Copy, from the material below, every line in which the word "Vacation" can be found.

--- START ---

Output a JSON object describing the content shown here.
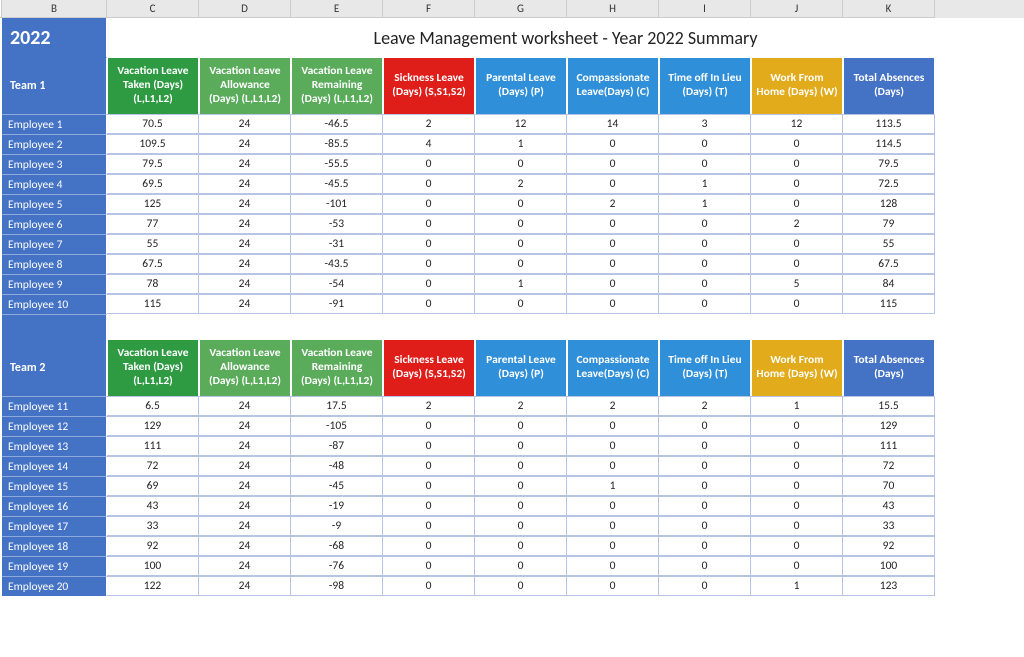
{
  "column_letters": [
    "B",
    "C",
    "D",
    "E",
    "F",
    "G",
    "H",
    "I",
    "J",
    "K"
  ],
  "year": "2022",
  "title": "Leave Management worksheet - Year 2022 Summary",
  "headers": {
    "vac_taken": "Vacation Leave Taken (Days) (L,L1,L2)",
    "vac_allow": "Vacation Leave Allowance (Days) (L,L1,L2)",
    "vac_remain": "Vacation Leave Remaining (Days) (L,L1,L2)",
    "sick": "Sickness Leave (Days) (S,S1,S2)",
    "parental": "Parental Leave (Days) (P)",
    "compassion": "Compassionate Leave(Days) (C)",
    "toil": "Time off In Lieu (Days) (T)",
    "wfh": "Work From Home (Days) (W)",
    "total": "Total Absences (Days)"
  },
  "teams": [
    {
      "name": "Team 1",
      "rows": [
        {
          "emp": "Employee 1",
          "c": "70.5",
          "d": "24",
          "e": "-46.5",
          "f": "2",
          "g": "12",
          "h": "14",
          "i": "3",
          "j": "12",
          "k": "113.5"
        },
        {
          "emp": "Employee 2",
          "c": "109.5",
          "d": "24",
          "e": "-85.5",
          "f": "4",
          "g": "1",
          "h": "0",
          "i": "0",
          "j": "0",
          "k": "114.5"
        },
        {
          "emp": "Employee 3",
          "c": "79.5",
          "d": "24",
          "e": "-55.5",
          "f": "0",
          "g": "0",
          "h": "0",
          "i": "0",
          "j": "0",
          "k": "79.5"
        },
        {
          "emp": "Employee 4",
          "c": "69.5",
          "d": "24",
          "e": "-45.5",
          "f": "0",
          "g": "2",
          "h": "0",
          "i": "1",
          "j": "0",
          "k": "72.5"
        },
        {
          "emp": "Employee 5",
          "c": "125",
          "d": "24",
          "e": "-101",
          "f": "0",
          "g": "0",
          "h": "2",
          "i": "1",
          "j": "0",
          "k": "128"
        },
        {
          "emp": "Employee 6",
          "c": "77",
          "d": "24",
          "e": "-53",
          "f": "0",
          "g": "0",
          "h": "0",
          "i": "0",
          "j": "2",
          "k": "79"
        },
        {
          "emp": "Employee 7",
          "c": "55",
          "d": "24",
          "e": "-31",
          "f": "0",
          "g": "0",
          "h": "0",
          "i": "0",
          "j": "0",
          "k": "55"
        },
        {
          "emp": "Employee 8",
          "c": "67.5",
          "d": "24",
          "e": "-43.5",
          "f": "0",
          "g": "0",
          "h": "0",
          "i": "0",
          "j": "0",
          "k": "67.5"
        },
        {
          "emp": "Employee 9",
          "c": "78",
          "d": "24",
          "e": "-54",
          "f": "0",
          "g": "1",
          "h": "0",
          "i": "0",
          "j": "5",
          "k": "84"
        },
        {
          "emp": "Employee 10",
          "c": "115",
          "d": "24",
          "e": "-91",
          "f": "0",
          "g": "0",
          "h": "0",
          "i": "0",
          "j": "0",
          "k": "115"
        }
      ]
    },
    {
      "name": "Team 2",
      "rows": [
        {
          "emp": "Employee 11",
          "c": "6.5",
          "d": "24",
          "e": "17.5",
          "f": "2",
          "g": "2",
          "h": "2",
          "i": "2",
          "j": "1",
          "k": "15.5"
        },
        {
          "emp": "Employee 12",
          "c": "129",
          "d": "24",
          "e": "-105",
          "f": "0",
          "g": "0",
          "h": "0",
          "i": "0",
          "j": "0",
          "k": "129"
        },
        {
          "emp": "Employee 13",
          "c": "111",
          "d": "24",
          "e": "-87",
          "f": "0",
          "g": "0",
          "h": "0",
          "i": "0",
          "j": "0",
          "k": "111"
        },
        {
          "emp": "Employee 14",
          "c": "72",
          "d": "24",
          "e": "-48",
          "f": "0",
          "g": "0",
          "h": "0",
          "i": "0",
          "j": "0",
          "k": "72"
        },
        {
          "emp": "Employee 15",
          "c": "69",
          "d": "24",
          "e": "-45",
          "f": "0",
          "g": "0",
          "h": "1",
          "i": "0",
          "j": "0",
          "k": "70"
        },
        {
          "emp": "Employee 16",
          "c": "43",
          "d": "24",
          "e": "-19",
          "f": "0",
          "g": "0",
          "h": "0",
          "i": "0",
          "j": "0",
          "k": "43"
        },
        {
          "emp": "Employee 17",
          "c": "33",
          "d": "24",
          "e": "-9",
          "f": "0",
          "g": "0",
          "h": "0",
          "i": "0",
          "j": "0",
          "k": "33"
        },
        {
          "emp": "Employee 18",
          "c": "92",
          "d": "24",
          "e": "-68",
          "f": "0",
          "g": "0",
          "h": "0",
          "i": "0",
          "j": "0",
          "k": "92"
        },
        {
          "emp": "Employee 19",
          "c": "100",
          "d": "24",
          "e": "-76",
          "f": "0",
          "g": "0",
          "h": "0",
          "i": "0",
          "j": "0",
          "k": "100"
        },
        {
          "emp": "Employee 20",
          "c": "122",
          "d": "24",
          "e": "-98",
          "f": "0",
          "g": "0",
          "h": "0",
          "i": "0",
          "j": "1",
          "k": "123"
        }
      ]
    }
  ]
}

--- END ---

> PROBLEM SOLUTION:
    "vac_taken": "Vacation Leave Taken (Days) (L,L1,L2)",
    "vac_allow": "Vacation Leave Allowance (Days) (L,L1,L2)",
    "vac_remain": "Vacation Leave Remaining (Days) (L,L1,L2)",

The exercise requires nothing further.